entitled to a rating of 3% whole person impairment.
September 15, 2017, the Office of Judges affirmed the 3%
permanent partial disability award granted by the claims
administrator. Mr. Clay protested the claims
administrator's decision and argued that he was entitled
to an additional 4% permanent partial disability award based
upon the recommendation of Dr. Guberman. In his report, Dr.
Guberman attributed impairment to Mr. Clay's continued
weakness of the extension of the right knee. Dr. Guberman was
the only physician to find impairment for extension weakness.
Drs. Mukkamala and Padmanaban did not find issues with
weakness of extension of the right knee. Following physical
therapy with Michael Kennedy, PT, Mr. Clay's leg was
re-assessed on June 6, 2014, and revealed 0-130 degrees of
right knee motion and 5/5 quad tone. The Office of Judges
reasoned that Mr. Kennedy's assessment, combined with
there being no finding made by Dr. Padmanaban or Dr.
Mukkamala that Mr. Clay has weakness of extension of the
right knee, rendered Dr. Guberman's finding of impairment
for weakness of extension of the right knee is unpersuasive.
Ultimately, the Office of Judges concluded that Mr. Clay
failed to show that he is entitled to a greater permanent
partial disability award. The Board of Review adopted the
findings of fact and conclusions of law of the Office of
Judges and affirmed its Order on February 26, 2018.
review, we agree with the reasoning and conclusions of the
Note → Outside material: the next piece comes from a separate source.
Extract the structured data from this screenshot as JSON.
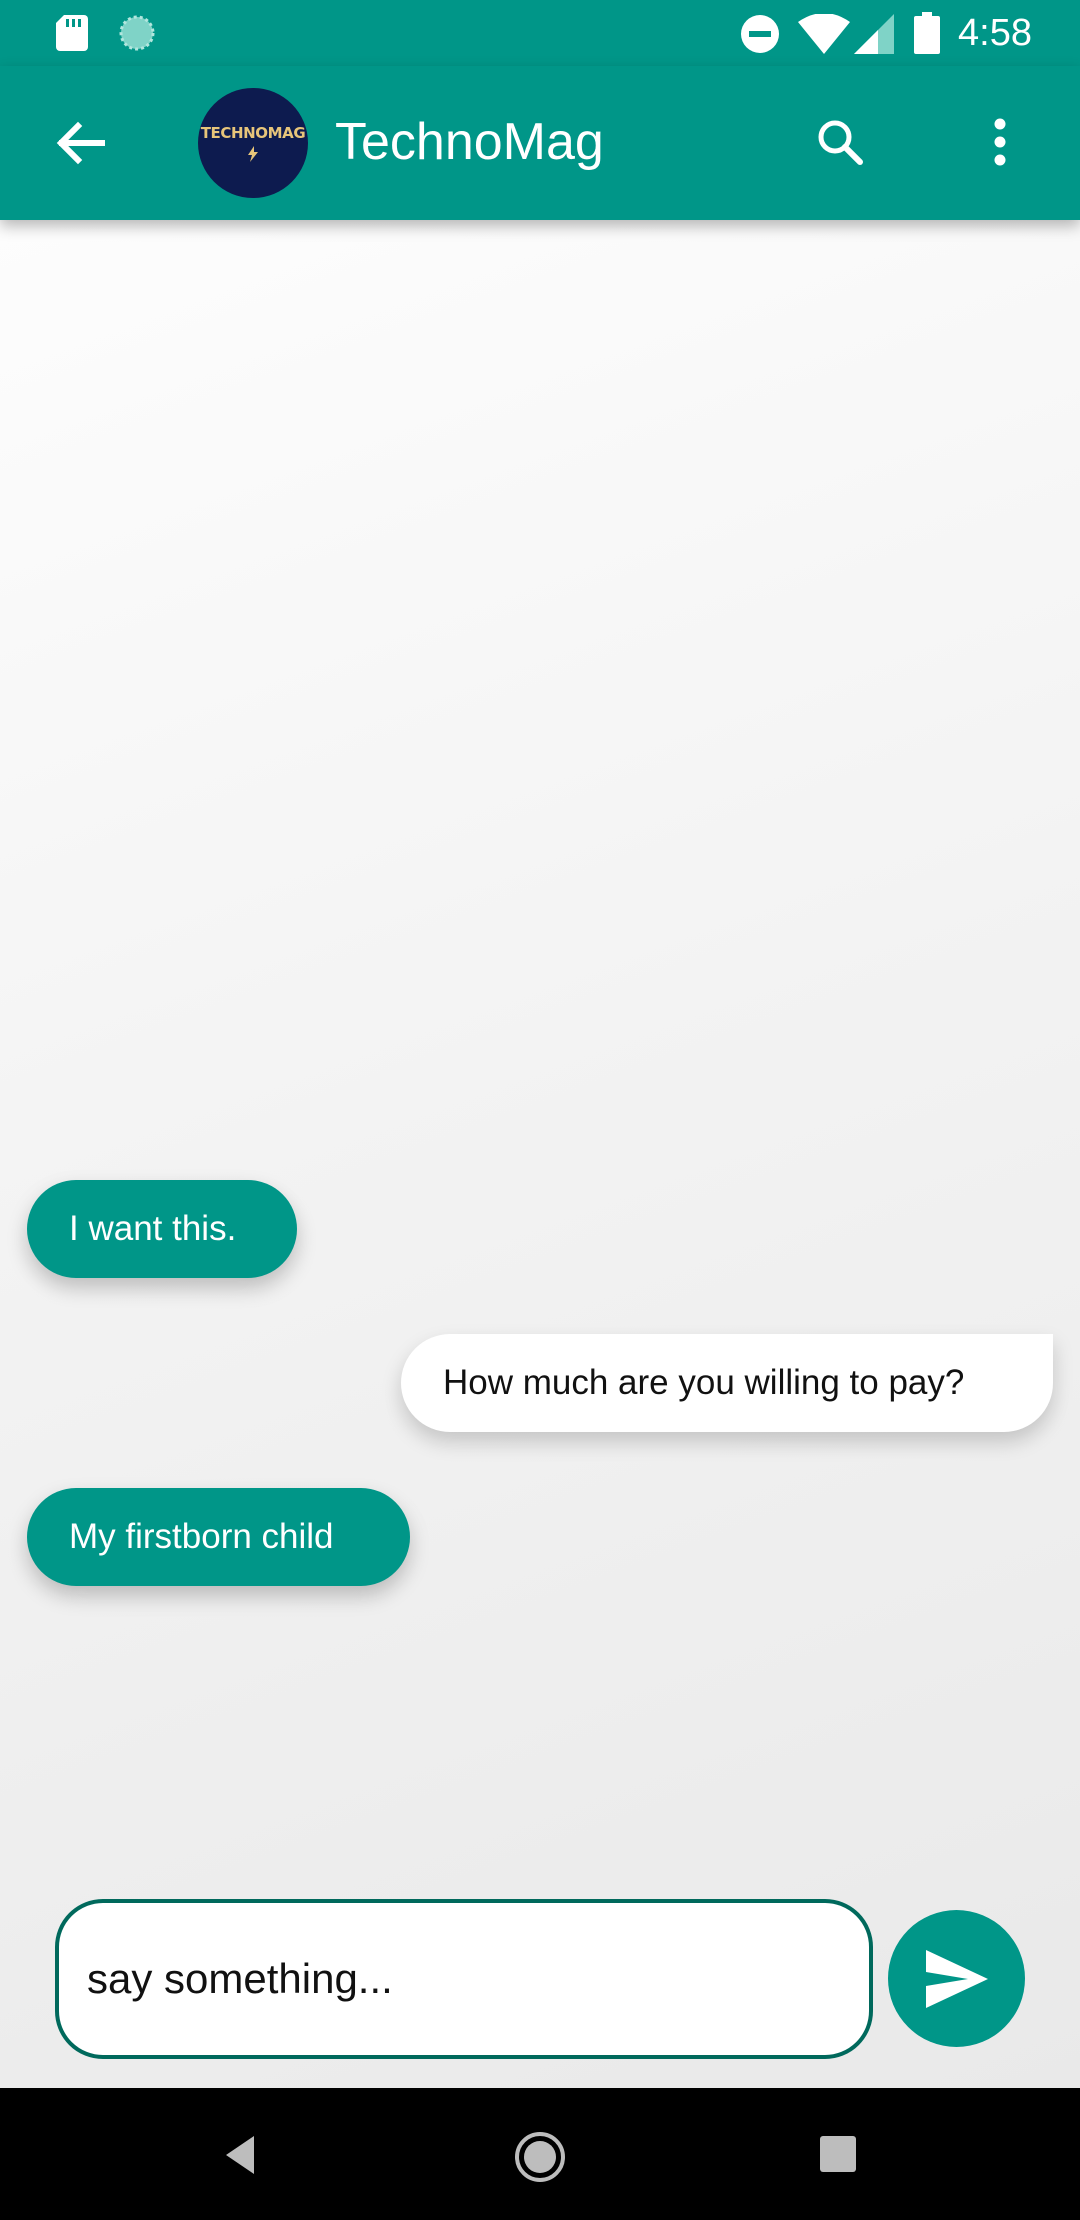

Office of Judges as affirmed by the Board of Review. The
preponderance of the evidence indicates that Mr. Clay is only
entitled to a 3% permanent partial disability award.
foregoing reasons, we find that the decision of the Board of
Review is not in clear violation of any constitutional or
statutory provision, nor is it clearly the result of
erroneous conclusions of law, nor is it based upon a material
misstatement or mischaracterization of the ...